CHARLOTTESVILLE, Va. (WVIR) - The Charlottesville public is weighing in with their thoughts about the past weekend of August 11-12.

On Tuesday, August 14, City Council hosted a listening session to give community members the chance to be heard.

Councilors officially ended the local state of emergency on Tuesday evening, which was initially declared on August 8 and ran through the weekend. Now, people are speaking up about how the city executed plans over the past weekend.

“The over-policing of this weekend failed to rectify the damage of last year's police stand-down,” Kibiriti Majuto, of UVA Students United, said.

Many are saying the number of police on August 11 and 12 was too high.

"They came in here with a really antagonistic attitude towards the protesters; they see them as the enemy,” John Mason, who lives in Charlottesville, said.

Some people are saying that that state of emergency was not even necessary in the first place.

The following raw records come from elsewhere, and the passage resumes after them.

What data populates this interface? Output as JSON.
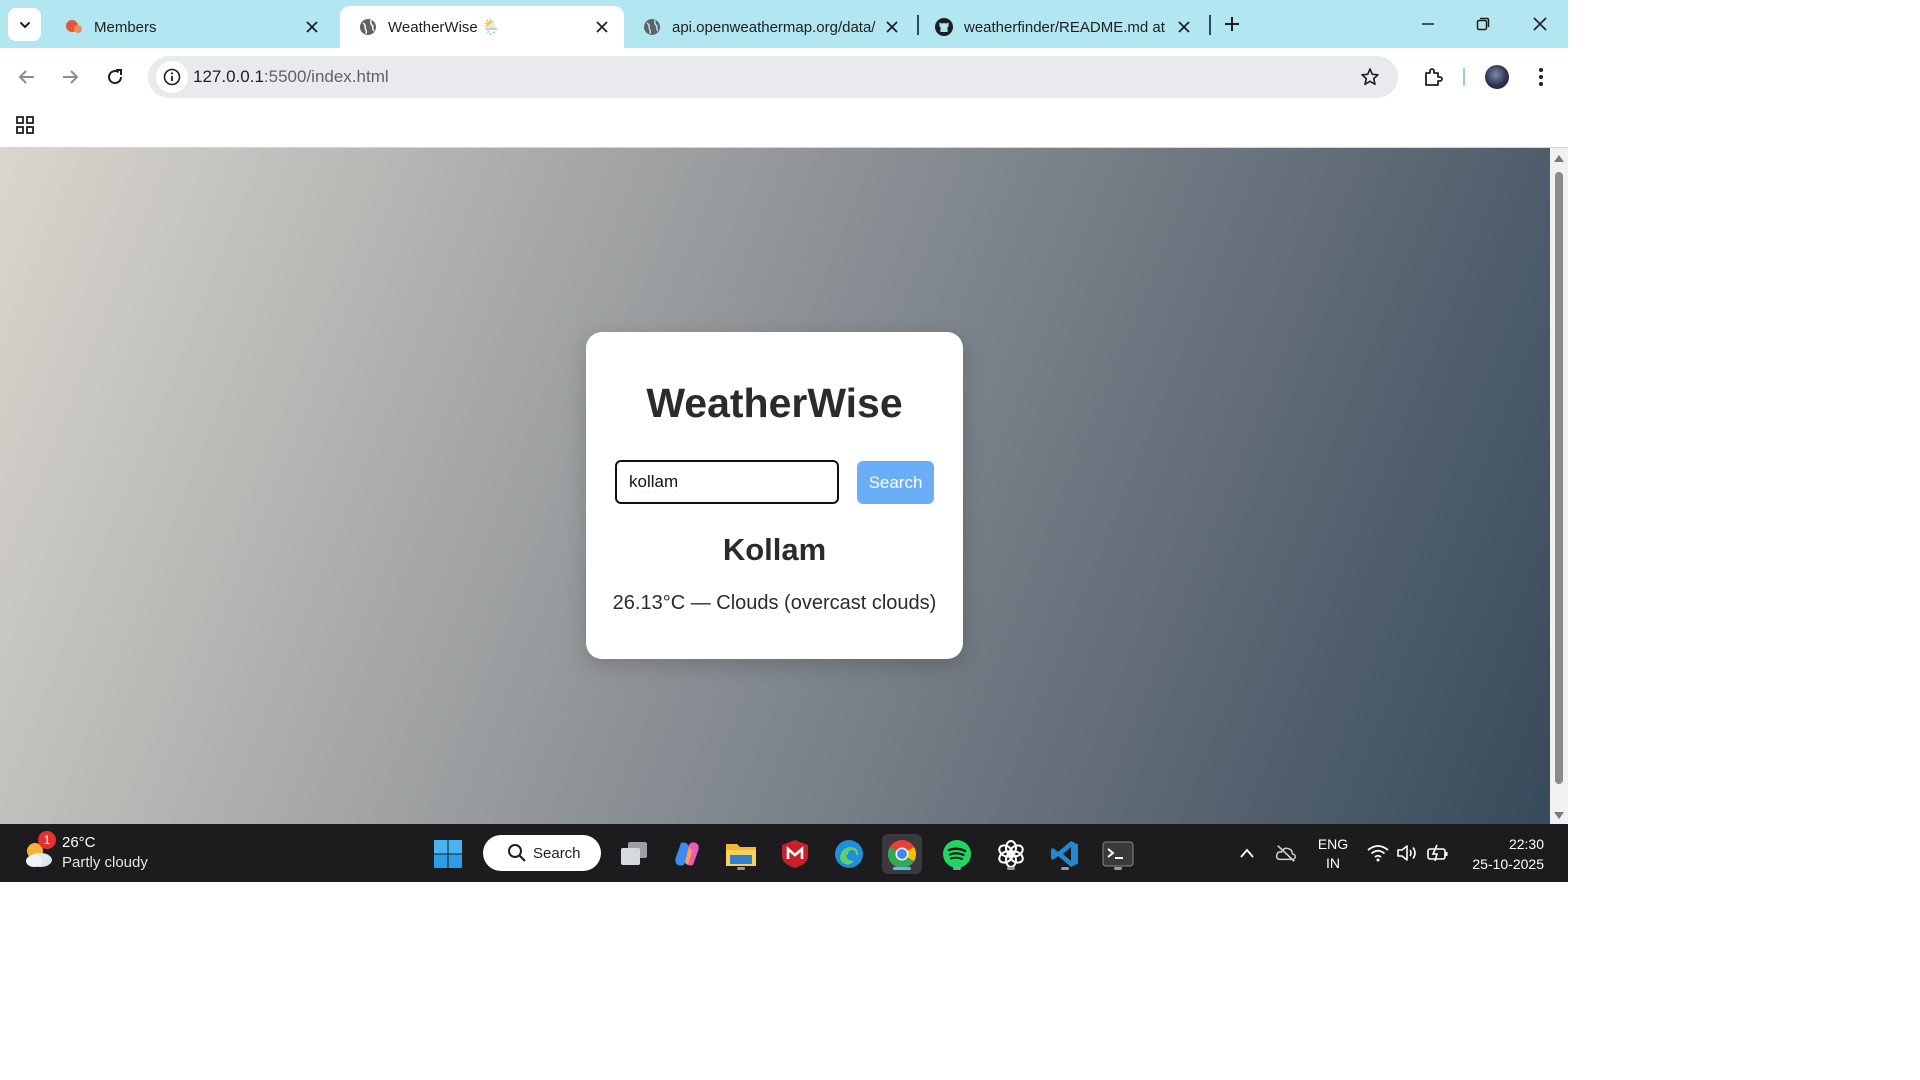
{
  "browser": {
    "tabs": [
      {
        "title": "Members",
        "favicon": "members-favicon",
        "active": false
      },
      {
        "title": "WeatherWise 🌦️",
        "favicon": "globe-icon",
        "active": true
      },
      {
        "title": "api.openweathermap.org/data/",
        "favicon": "globe-icon",
        "active": false
      },
      {
        "title": "weatherfinder/README.md at m",
        "favicon": "github-icon",
        "active": false
      }
    ],
    "address": {
      "host": "127.0.0.1",
      "path": ":5500/index.html"
    }
  },
  "page": {
    "app_title": "WeatherWise",
    "search": {
      "value": "kollam",
      "button_label": "Search"
    },
    "city": "Kollam",
    "weather_line": "26.13°C — Clouds (overcast clouds)"
  },
  "taskbar": {
    "weather": {
      "temp": "26°C",
      "condition": "Partly cloudy",
      "badge": "1"
    },
    "search_label": "Search",
    "apps": [
      "task-view",
      "copilot",
      "file-explorer",
      "mcafee",
      "edge",
      "chrome",
      "spotify",
      "chatgpt",
      "vscode",
      "terminal"
    ],
    "language": {
      "line1": "ENG",
      "line2": "IN"
    },
    "clock": {
      "time": "22:30",
      "date": "25-10-2025"
    }
  },
  "colors": {
    "tabstrip": "#b2e6f0",
    "accent_button": "#6aaef8",
    "taskbar": "#1c1c1e"
  }
}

“They called an emergency without a factual basis for an emergency,” Jeff Fogel, an attorney in Charlottesville, said.

On Tuesday, dozens spoke to city councilors at the Jefferson School African American Heritage Center to weigh in on how the weekend went.

“While I appreciate the over-policing for white Nazis, we need to decrease the over-policing in black neighborhoods,” Tanesha Hudson, who lives in Charlottesville, said.

On August 12, a group marched from Washington Park to 4th Street, which is the site of Heather Heyer’s memorial. They were met by police, blocking the secure perimeter.

“We weren't allowed to mourn,” Nancy Carpenter, who lives in Charlottesville, said. “Thank God there were some strong people in there that were trained in de-escalation.”

“Why did they put riot gear on us?” Katrina Turner, who lives in Charlottesville, asked. “They gave Susan Bro respect, and I understand that, they gave her the respect enough to leave from down there. And as soon as Susan Bro left, they started suiting up on us. Why?”

Others at the listening session talked about going through security to get onto the Downtown Mall.

"This is unbelievable,” Fogel said. “People are getting used to going to concerts, to going to sporting events and so on, and having their bag searched but not walking down the main street of our city."

Some people readdressed their desire to take down the Robert E. Lee and Stonewall Jackson statues that remain standing in downtown parks.

"They were put up 70 years after the war was over and I think if we think of it that way, we can get a good grasp of how ridiculous it is,” Roberta Williamson, who lives in Charlottesville, said.

If you want to weigh in but did not get a chance to come to the meeting on Tuesday, you can submit comments online or call the city at 434-970-3109.